IdentifyIdentify barriers to adequate nutrition in older people
DescribeDescribe the dietary requirements of older people
Yvonne Coleman has worked as a dietitian for more than two decades in Aged Care, initially in the public health sector and currently as Founding Principal of Nutrition Consultants Australia. Nutrition Consultants Australia provides both a consultancy service to the Residential Aged Care Sector and is a micro publisher. Yvonne enjoys the challenge of balancing multiple medical problems with medications and nutrition
- Factors affecting an older person's nutrition
- The physiological changes associated with ageing
- Management strategies for older people with poor food intake
- Nutritional assessment
- Texture modified foodstuffs
Health professionals working with older people in a variety of healthcare facilities, including respite and aged care homes, and acute, subacute and community settings.

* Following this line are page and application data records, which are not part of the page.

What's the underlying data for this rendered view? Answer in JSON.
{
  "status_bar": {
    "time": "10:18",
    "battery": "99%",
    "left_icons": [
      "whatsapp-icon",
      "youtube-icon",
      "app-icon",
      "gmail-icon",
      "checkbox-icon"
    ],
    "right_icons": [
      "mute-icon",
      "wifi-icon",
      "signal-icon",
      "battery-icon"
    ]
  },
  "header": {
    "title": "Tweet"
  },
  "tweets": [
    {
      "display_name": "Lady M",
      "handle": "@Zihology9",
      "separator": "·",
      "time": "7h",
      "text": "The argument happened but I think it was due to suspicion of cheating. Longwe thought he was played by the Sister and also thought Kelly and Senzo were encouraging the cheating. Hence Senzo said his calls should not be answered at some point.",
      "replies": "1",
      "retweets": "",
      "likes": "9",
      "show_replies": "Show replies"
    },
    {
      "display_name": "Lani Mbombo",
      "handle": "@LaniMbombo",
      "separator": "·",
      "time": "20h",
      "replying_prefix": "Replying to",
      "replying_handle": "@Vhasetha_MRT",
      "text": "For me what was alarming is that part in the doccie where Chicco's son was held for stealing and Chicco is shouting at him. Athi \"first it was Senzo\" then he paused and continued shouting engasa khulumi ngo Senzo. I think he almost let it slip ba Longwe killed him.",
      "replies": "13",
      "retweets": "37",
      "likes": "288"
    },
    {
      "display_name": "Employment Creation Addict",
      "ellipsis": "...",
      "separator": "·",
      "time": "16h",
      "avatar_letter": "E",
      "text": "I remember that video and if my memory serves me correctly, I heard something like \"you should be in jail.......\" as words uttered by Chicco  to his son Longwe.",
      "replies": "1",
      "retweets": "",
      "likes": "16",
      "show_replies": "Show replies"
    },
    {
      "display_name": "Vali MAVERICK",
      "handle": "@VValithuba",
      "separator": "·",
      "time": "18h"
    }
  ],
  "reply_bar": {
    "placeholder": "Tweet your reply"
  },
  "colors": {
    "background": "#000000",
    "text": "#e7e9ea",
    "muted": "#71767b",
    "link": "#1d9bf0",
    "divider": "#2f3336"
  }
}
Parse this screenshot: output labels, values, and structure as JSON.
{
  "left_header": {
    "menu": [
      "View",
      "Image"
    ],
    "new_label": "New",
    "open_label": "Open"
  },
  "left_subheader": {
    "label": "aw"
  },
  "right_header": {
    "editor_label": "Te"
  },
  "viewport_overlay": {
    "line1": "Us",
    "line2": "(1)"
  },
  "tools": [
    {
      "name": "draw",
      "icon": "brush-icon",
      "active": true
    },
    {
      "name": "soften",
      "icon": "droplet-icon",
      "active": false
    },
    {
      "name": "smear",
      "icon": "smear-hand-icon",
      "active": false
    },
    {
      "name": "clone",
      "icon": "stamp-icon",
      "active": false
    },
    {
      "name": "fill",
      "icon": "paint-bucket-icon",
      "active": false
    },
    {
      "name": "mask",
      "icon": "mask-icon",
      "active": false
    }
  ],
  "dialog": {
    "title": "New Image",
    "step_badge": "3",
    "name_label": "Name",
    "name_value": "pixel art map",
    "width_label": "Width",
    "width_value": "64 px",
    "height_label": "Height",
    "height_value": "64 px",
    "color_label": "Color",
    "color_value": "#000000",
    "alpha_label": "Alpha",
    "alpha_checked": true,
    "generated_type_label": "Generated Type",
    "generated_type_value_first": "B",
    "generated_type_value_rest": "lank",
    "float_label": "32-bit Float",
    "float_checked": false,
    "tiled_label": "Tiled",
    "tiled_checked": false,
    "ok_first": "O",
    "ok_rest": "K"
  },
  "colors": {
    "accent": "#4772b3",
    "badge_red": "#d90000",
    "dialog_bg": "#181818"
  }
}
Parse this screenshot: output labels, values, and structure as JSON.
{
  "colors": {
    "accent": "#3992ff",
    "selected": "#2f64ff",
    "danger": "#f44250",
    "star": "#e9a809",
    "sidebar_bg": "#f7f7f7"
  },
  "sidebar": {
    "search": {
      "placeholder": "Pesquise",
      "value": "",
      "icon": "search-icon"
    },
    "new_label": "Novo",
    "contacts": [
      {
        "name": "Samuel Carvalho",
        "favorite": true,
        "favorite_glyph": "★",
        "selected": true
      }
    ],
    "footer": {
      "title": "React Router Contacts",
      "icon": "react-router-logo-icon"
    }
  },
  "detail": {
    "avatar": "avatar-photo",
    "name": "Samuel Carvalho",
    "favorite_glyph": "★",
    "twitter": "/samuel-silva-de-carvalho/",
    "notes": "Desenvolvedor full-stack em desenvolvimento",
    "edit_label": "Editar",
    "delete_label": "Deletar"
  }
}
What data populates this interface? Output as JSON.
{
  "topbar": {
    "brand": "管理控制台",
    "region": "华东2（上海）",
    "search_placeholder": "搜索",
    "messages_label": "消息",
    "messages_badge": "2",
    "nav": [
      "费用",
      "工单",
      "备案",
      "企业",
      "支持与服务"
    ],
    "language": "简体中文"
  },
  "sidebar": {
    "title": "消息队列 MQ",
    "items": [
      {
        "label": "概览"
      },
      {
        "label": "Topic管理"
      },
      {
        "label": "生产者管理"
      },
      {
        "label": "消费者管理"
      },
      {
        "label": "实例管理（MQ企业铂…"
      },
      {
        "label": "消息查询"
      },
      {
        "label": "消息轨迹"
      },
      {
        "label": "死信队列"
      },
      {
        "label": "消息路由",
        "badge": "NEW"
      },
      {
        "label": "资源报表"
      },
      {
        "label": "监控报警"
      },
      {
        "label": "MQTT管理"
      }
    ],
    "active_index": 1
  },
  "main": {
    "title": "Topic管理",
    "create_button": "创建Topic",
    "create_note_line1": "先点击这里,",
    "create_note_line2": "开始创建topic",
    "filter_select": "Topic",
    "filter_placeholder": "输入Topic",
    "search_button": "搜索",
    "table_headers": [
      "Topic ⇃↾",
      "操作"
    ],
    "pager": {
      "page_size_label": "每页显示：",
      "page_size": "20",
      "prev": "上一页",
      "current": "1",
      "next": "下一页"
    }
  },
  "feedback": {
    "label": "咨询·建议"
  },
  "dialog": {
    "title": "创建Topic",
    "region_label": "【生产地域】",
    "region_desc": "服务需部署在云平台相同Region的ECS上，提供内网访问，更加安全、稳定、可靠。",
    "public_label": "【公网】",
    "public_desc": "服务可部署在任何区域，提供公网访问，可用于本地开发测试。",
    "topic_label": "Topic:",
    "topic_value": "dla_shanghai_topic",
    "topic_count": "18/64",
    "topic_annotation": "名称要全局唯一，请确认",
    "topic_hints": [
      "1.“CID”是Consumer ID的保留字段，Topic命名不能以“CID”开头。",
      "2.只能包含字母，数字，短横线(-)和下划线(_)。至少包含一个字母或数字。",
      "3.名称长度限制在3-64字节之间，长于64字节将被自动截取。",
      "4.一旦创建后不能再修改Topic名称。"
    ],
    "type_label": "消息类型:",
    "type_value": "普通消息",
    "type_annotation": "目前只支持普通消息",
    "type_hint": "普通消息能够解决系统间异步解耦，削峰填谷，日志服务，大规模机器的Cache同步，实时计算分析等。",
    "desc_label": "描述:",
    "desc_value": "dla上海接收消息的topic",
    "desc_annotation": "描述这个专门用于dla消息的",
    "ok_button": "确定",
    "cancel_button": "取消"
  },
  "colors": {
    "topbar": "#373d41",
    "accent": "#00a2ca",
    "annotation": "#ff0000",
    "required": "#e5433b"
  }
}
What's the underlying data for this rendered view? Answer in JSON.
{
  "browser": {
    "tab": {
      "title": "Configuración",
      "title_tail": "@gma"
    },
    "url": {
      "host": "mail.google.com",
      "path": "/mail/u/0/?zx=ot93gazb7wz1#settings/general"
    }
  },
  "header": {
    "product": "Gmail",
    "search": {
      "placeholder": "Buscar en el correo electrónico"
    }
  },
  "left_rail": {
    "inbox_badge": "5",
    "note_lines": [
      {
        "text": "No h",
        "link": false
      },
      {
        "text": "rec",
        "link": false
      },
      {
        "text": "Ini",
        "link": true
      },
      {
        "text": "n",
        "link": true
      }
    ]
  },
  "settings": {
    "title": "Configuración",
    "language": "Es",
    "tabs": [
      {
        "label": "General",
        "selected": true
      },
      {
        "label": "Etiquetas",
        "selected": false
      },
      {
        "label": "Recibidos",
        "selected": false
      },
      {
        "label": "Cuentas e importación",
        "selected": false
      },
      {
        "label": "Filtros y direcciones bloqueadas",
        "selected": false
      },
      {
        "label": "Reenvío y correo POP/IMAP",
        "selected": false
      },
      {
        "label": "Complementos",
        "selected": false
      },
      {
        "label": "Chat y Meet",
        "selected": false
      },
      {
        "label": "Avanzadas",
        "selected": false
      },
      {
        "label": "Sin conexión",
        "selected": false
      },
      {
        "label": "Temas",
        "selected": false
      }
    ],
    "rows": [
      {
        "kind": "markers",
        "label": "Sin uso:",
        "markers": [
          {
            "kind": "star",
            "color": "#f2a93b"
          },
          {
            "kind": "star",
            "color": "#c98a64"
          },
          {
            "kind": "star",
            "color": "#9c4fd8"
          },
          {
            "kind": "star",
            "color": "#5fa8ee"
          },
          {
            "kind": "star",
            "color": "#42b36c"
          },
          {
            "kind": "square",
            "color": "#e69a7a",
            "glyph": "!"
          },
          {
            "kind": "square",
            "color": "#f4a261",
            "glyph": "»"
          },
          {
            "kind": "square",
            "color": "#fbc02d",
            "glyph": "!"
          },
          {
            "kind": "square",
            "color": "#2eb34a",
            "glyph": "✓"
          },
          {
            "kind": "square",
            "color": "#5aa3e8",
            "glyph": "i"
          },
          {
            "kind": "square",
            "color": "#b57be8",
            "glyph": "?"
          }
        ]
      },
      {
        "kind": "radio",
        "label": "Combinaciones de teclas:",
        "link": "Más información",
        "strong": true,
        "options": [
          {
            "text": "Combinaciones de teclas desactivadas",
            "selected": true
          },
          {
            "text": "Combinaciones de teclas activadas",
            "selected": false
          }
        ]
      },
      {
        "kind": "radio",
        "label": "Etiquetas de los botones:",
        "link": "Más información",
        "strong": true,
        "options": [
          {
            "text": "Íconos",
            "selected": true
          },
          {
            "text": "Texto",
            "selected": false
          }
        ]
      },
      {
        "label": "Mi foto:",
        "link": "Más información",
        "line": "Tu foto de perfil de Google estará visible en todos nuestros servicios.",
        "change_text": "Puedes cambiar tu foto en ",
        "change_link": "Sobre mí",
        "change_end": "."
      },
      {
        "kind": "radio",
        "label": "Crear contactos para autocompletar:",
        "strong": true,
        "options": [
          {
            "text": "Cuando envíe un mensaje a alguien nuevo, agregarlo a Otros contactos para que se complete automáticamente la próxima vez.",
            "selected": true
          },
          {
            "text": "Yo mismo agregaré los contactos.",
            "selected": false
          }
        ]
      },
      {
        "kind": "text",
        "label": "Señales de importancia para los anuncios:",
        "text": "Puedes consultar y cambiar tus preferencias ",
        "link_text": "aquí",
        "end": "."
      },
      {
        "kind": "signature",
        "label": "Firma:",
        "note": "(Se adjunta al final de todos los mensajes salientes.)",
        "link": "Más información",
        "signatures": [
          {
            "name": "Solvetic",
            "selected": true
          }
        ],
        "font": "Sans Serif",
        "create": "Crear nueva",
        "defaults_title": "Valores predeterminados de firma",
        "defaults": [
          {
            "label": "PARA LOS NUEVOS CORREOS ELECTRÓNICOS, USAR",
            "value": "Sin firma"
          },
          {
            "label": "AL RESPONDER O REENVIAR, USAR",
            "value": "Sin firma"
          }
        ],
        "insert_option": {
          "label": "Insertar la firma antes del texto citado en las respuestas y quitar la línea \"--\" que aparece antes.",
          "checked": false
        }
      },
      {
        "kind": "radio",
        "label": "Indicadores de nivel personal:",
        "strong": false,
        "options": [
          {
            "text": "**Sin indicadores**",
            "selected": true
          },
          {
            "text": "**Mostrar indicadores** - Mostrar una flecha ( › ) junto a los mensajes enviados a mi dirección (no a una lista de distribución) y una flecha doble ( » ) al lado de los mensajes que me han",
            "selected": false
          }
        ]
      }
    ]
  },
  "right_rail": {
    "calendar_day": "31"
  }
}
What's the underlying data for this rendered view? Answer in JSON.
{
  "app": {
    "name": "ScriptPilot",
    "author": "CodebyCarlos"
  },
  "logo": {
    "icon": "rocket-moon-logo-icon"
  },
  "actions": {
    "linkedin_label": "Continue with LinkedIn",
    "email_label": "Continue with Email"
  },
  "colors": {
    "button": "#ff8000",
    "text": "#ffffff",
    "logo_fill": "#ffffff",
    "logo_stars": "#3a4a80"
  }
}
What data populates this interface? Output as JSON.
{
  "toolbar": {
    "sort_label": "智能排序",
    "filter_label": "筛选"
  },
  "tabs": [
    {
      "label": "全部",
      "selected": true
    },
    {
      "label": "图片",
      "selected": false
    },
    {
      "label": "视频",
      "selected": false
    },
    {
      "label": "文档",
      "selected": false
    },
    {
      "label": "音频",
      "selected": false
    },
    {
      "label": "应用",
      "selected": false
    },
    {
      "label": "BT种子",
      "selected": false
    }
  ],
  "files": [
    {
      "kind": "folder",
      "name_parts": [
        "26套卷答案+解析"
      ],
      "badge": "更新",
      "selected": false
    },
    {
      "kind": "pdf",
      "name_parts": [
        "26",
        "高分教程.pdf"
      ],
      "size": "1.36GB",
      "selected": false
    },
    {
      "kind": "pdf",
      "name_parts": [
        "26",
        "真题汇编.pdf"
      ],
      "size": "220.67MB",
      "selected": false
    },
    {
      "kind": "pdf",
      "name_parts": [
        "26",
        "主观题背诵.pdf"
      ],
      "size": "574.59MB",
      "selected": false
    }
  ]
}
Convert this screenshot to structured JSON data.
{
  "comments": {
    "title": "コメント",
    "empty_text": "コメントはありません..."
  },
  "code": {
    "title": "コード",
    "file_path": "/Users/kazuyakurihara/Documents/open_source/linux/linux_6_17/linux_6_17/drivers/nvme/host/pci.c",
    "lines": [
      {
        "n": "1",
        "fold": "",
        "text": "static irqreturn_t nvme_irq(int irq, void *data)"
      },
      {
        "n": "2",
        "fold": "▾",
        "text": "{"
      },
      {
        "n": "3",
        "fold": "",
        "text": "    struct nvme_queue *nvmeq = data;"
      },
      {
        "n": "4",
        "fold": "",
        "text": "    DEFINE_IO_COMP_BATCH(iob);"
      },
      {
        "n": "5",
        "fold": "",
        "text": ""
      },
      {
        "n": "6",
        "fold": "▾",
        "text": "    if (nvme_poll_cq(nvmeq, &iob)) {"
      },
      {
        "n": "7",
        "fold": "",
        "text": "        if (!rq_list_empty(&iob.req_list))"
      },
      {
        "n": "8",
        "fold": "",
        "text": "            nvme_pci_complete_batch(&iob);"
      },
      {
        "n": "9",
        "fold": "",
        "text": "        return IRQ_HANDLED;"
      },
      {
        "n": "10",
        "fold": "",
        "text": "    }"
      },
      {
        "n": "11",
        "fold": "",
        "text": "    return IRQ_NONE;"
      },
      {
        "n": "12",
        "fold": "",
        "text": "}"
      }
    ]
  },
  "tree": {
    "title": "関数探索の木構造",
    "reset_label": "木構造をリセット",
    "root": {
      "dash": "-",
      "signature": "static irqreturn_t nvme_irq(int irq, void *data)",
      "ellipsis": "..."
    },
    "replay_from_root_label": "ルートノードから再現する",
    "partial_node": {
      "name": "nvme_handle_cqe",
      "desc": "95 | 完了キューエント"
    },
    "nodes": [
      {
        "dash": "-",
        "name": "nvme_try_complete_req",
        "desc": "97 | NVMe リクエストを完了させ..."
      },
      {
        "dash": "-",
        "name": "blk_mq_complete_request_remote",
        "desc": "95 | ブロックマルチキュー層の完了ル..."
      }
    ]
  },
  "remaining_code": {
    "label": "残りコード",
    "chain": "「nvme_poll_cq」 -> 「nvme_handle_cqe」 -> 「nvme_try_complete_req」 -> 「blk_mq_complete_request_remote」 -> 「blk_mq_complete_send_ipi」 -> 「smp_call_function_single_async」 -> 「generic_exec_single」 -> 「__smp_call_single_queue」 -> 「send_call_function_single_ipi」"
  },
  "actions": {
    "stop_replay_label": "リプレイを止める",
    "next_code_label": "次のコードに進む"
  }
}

Reinforce knowledge of the important role that nutrition plays in healthy ageing.
Adequate nutrition and hydration is vital to sustaining life, especially as people age. Unfortunately many older people are not adequately nourished; up to 85% of older Australians living in residential care are reportedly malnourished. A potential reason for this is that staff working in residential aged care facilities may lack sufficient knowledge regarding the nutritional needs of older people in their care. Current evidence suggests that education to enhance the knowledge of staff in recognising and responding to older residents with compromised nutrition is needed. Paying careful attention to the nutritional needs of older adults in residential aged care can lead to a better quality of life, a greater sense of wellbeing, and improved clinical outcomes for these individuals.
Health professionals in Australia that are registered with AHPRA are required to obtain continuing professional development (CPD) hours/points each year that relates to their context of practice, in order to comply with mandatory regulatory requirements.